**How to complete this task:**
Every line in the entries that holds "icon" should be identified and copied.
_ _ _
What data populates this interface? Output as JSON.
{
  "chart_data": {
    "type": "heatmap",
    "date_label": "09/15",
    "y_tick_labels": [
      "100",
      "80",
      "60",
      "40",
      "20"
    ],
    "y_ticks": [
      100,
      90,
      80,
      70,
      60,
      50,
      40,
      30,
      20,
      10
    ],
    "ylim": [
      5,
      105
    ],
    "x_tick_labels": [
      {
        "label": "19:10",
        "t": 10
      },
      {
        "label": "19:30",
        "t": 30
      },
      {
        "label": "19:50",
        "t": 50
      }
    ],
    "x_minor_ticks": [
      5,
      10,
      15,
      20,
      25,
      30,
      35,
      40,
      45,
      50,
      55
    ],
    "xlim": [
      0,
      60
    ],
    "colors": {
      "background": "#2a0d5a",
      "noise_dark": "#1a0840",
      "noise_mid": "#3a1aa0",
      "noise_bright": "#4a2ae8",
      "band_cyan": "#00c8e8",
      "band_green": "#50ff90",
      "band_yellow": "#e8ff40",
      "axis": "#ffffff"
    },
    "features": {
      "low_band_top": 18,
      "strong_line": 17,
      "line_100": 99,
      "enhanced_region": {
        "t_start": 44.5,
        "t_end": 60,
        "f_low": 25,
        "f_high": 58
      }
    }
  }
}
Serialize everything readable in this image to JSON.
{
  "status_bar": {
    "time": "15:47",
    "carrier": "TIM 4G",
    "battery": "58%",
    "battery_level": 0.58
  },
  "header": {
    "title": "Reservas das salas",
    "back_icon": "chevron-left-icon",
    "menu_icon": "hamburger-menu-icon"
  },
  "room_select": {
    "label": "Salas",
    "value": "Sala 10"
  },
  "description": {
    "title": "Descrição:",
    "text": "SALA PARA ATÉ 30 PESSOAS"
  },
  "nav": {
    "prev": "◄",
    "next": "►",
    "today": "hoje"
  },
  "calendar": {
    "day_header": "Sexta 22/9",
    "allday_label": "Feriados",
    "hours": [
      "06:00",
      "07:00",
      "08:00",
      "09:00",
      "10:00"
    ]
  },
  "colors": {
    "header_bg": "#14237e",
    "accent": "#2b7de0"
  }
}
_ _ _
**Worked solution:**
    "back_icon": "chevron-left-icon",
    "menu_icon": "hamburger-menu-icon"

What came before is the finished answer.